> _Brief_: The whole listing, please: repeat it exactly, with the pictures left out.

> _Supplied material_:
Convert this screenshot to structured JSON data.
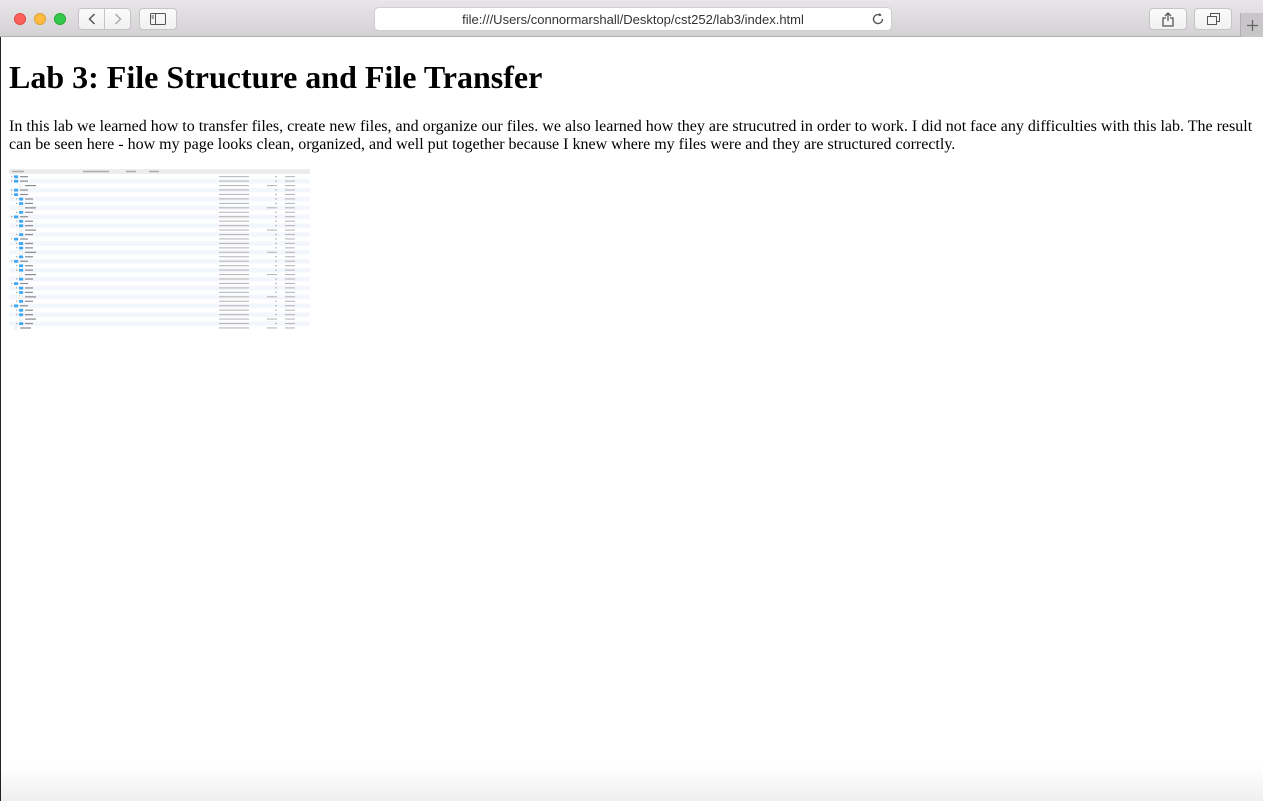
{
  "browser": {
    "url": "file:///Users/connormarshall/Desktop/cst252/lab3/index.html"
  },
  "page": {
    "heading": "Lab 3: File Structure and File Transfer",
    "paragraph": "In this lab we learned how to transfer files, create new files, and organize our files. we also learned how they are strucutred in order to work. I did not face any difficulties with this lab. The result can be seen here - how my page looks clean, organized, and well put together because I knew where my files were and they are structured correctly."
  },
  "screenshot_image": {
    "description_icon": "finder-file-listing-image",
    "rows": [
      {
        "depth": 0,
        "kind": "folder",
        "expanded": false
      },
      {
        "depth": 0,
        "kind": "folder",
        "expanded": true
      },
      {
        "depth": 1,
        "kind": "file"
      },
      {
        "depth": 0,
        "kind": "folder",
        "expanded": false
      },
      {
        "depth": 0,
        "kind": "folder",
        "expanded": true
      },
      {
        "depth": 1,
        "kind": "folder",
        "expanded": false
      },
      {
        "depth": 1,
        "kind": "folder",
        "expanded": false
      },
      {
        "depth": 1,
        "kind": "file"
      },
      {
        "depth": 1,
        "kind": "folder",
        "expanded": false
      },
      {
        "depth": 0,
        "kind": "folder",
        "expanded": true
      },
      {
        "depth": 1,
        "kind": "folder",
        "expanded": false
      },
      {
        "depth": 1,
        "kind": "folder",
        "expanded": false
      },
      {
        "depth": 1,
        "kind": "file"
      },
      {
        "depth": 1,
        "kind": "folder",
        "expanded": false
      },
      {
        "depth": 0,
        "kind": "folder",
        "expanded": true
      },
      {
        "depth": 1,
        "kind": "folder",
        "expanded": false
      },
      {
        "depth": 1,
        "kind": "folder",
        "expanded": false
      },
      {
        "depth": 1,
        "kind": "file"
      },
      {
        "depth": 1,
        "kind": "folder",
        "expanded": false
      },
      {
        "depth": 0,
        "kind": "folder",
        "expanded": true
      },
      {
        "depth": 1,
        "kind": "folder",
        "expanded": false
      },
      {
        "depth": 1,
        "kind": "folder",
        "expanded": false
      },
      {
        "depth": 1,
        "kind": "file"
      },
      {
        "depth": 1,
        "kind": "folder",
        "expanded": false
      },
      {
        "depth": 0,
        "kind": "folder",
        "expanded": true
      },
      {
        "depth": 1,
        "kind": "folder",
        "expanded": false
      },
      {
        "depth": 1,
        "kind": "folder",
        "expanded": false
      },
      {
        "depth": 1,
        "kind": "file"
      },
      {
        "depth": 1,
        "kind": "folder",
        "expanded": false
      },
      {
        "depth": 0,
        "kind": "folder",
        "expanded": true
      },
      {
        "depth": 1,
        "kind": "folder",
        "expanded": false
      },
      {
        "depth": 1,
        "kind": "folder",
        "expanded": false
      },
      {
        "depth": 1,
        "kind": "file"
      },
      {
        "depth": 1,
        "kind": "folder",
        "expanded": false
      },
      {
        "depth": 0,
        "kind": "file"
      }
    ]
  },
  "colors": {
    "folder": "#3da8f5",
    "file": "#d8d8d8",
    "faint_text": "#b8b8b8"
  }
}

> _Reply_:
Convert this screenshot to structured JSON data.
{
  "browser": {
    "url": "file:///Users/connormarshall/Desktop/cst252/lab3/index.html"
  },
  "page": {
    "heading": "Lab 3: File Structure and File Transfer",
    "paragraph": "In this lab we learned how to transfer files, create new files, and organize our files. we also learned how they are strucutred in order to work. I did not face any difficulties with this lab. The result can be seen here - how my page looks clean, organized, and well put together because I knew where my files were and they are structured correctly."
  },
  "screenshot_image": {
    "description_icon": "finder-file-listing-image",
    "rows": [
      {
        "depth": 0,
        "kind": "folder",
        "expanded": false
      },
      {
        "depth": 0,
        "kind": "folder",
        "expanded": true
      },
      {
        "depth": 1,
        "kind": "file"
      },
      {
        "depth": 0,
        "kind": "folder",
        "expanded": false
      },
      {
        "depth": 0,
        "kind": "folder",
        "expanded": true
      },
      {
        "depth": 1,
        "kind": "folder",
        "expanded": false
      },
      {
        "depth": 1,
        "kind": "folder",
        "expanded": false
      },
      {
        "depth": 1,
        "kind": "file"
      },
      {
        "depth": 1,
        "kind": "folder",
        "expanded": false
      },
      {
        "depth": 0,
        "kind": "folder",
        "expanded": true
      },
      {
        "depth": 1,
        "kind": "folder",
        "expanded": false
      },
      {
        "depth": 1,
        "kind": "folder",
        "expanded": false
      },
      {
        "depth": 1,
        "kind": "file"
      },
      {
        "depth": 1,
        "kind": "folder",
        "expanded": false
      },
      {
        "depth": 0,
        "kind": "folder",
        "expanded": true
      },
      {
        "depth": 1,
        "kind": "folder",
        "expanded": false
      },
      {
        "depth": 1,
        "kind": "folder",
        "expanded": false
      },
      {
        "depth": 1,
        "kind": "file"
      },
      {
        "depth": 1,
        "kind": "folder",
        "expanded": false
      },
      {
        "depth": 0,
        "kind": "folder",
        "expanded": true
      },
      {
        "depth": 1,
        "kind": "folder",
        "expanded": false
      },
      {
        "depth": 1,
        "kind": "folder",
        "expanded": false
      },
      {
        "depth": 1,
        "kind": "file"
      },
      {
        "depth": 1,
        "kind": "folder",
        "expanded": false
      },
      {
        "depth": 0,
        "kind": "folder",
        "expanded": true
      },
      {
        "depth": 1,
        "kind": "folder",
        "expanded": false
      },
      {
        "depth": 1,
        "kind": "folder",
        "expanded": false
      },
      {
        "depth": 1,
        "kind": "file"
      },
      {
        "depth": 1,
        "kind": "folder",
        "expanded": false
      },
      {
        "depth": 0,
        "kind": "folder",
        "expanded": true
      },
      {
        "depth": 1,
        "kind": "folder",
        "expanded": false
      },
      {
        "depth": 1,
        "kind": "folder",
        "expanded": false
      },
      {
        "depth": 1,
        "kind": "file"
      },
      {
        "depth": 1,
        "kind": "folder",
        "expanded": false
      },
      {
        "depth": 0,
        "kind": "file"
      }
    ]
  },
  "colors": {
    "folder": "#3da8f5",
    "file": "#d8d8d8",
    "faint_text": "#b8b8b8"
  }
}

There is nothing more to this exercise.